‘Randy Writes a Novel’ (Photo: Chris McDonald)
By Samuel L. Leiter
Randy is a puppet, one of those spongy, felt-covered, egg-headed, noseless guys with googly, stuck-on eyes and rod-operated arms—you know, like the Muppets or the dramatis personae of Avenue Q. An Australian with purple skin, he’s the sole performer in a show that’s been touring the world—including, he tells us, a recent gig in Texas—and is now making his New York debut at the Clurman Theatre.
His show, Randy Writes a Novel, is essentially an hour and 20-minute standup routine except that Randy remains seated the whole time. Ensconced behind a desk like a late-night TV comedy host, and speaking in his native Down Under accent, he greets the audience like an old friend, telling it to feel free to shout “Whoo!,” take photos, and even use cellphones.
In what follows, Randy will not only tell us what’s on his mind but also engage with several audience members. A good part of the show, which has been adapted for American audiences, is thus improvisational. Randy rarely misses a beat when it comes to turning a conversational clue into a comic cue.
The night I went, a fellow he chatted with was visiting from Canada with his wife, whose name is America. Naturally, that led to a wisecrack or two. Surprisingly, though, Randy chose not to respond to the guy’s being from Toronto on the very day some maniac in a van had plowed down 25 people there. Either Randy hadn’t heard about it or he simply decided to avoid the subject.
Which isn’t to say that Randy’s profanity-littered narrative is all sunshine and light. Much of it is rather dark, and as it warms up it often shifts oddly between broad, comic expression and existential angst. Randy does have a specific goal in mind, however. As his show’s publicity declares, Randy “will read excerpts from his unpublished novel whilst getting distracted by his own hate-filled ramblings.”
Before he gets to his reading, he regales us with material about having a hangover on a long flight, about how the airlines put Imodium in your food to avoid long lines at the toilets, and so on. The scatological references are extensive enough to suggest Randy should have a roll of toilet paper near his mouth.
Randy bounces from topic to topic, like self-service checkout scanners, and hoarders, before struggling with his puppet hand to turn the page of the novel he’s written—it’s called Walking to Skye—so he can share it with us.

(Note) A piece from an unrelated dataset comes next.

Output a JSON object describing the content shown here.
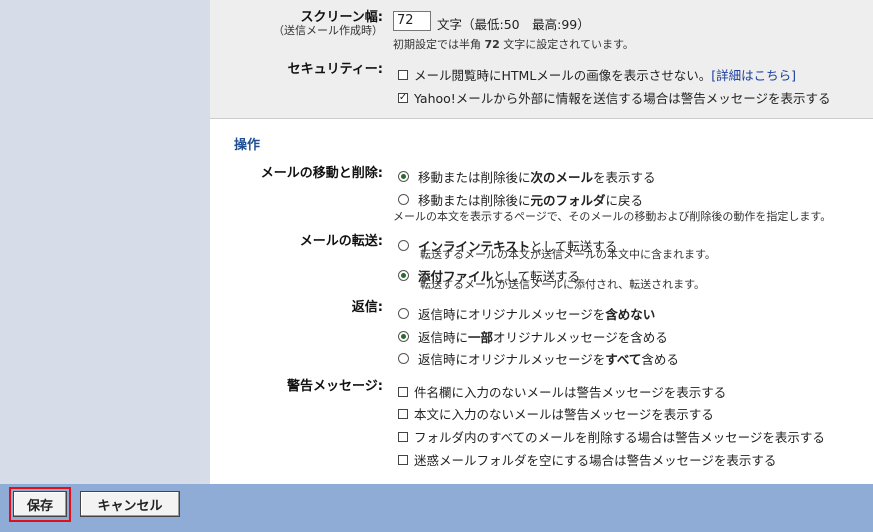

And therein lies the core of the show: Randy’s inability to overcome his procrastination and actually read from his novel. Instead, he keeps turning from it to walk, not to Skye, but through a trove of anecdotes, comments, and thoughts.
These cover Hemingway, masturbation, yoga, faith, George Michael, Harper Lee, the purpose of art, the problem of artistic legacy, a near-death experience, environmental issues, vegetarianism and veganism, Buddhism, and social media. Finally, he describes a horrific but deliciously told experience he had when buying a bookcase on Craig’s List (Gumtree in Australia).
Randy at one point remarks self-deprecatingly about our having come to see a comedy show but getting a TED talk instead. Which might not be so bad if that TED talk were more enlightening than this play is funny.
There are laughs, of course, some of them loud, but not as many as the show’s context would seem to demand. The man behind Randy, Heath McIvor, whose name I found on the Internet since it’s not in the program, is a masterful puppeteer, making Randy seem quite human, with all sorts of facial expressions, physical behavior, and amusing vocal pyrotechnics.
However, while Randy captures and holds your attention throughout, you always feel he’s on the brink of saying something hilarious only for the feeling to dissipate into a smile or mild chuckle as his narrative shifts in a new direction.
If McIvor, talented as he is, were to deliver the same material without Randy as his middleman, I doubt his show would have been touring the world these past few years. Judging by the reaction when I went, there’s definitely an audience for this popeyed, potty-mouthed, purple puppet’s ponderings. But there’d be an even bigger one were he funnier and less inclined toward navel-gazing (if he had one).
Randy Writes a Novel
Clurman Theatre/Theatre Row
410 W. 42nd St., NYC
Through June 10
Samuel L. Leiter is Distinguished Professor Emeritus (Theater) of Brooklyn College and the Graduate Center, CUNY. He has written and/or edited 27 books on Japanese theater, New York theater, Shakespeare, and the great stage directors. For more of his reviews, visit Theatre’s Leiter Side (www.slleiter.blogspot.com).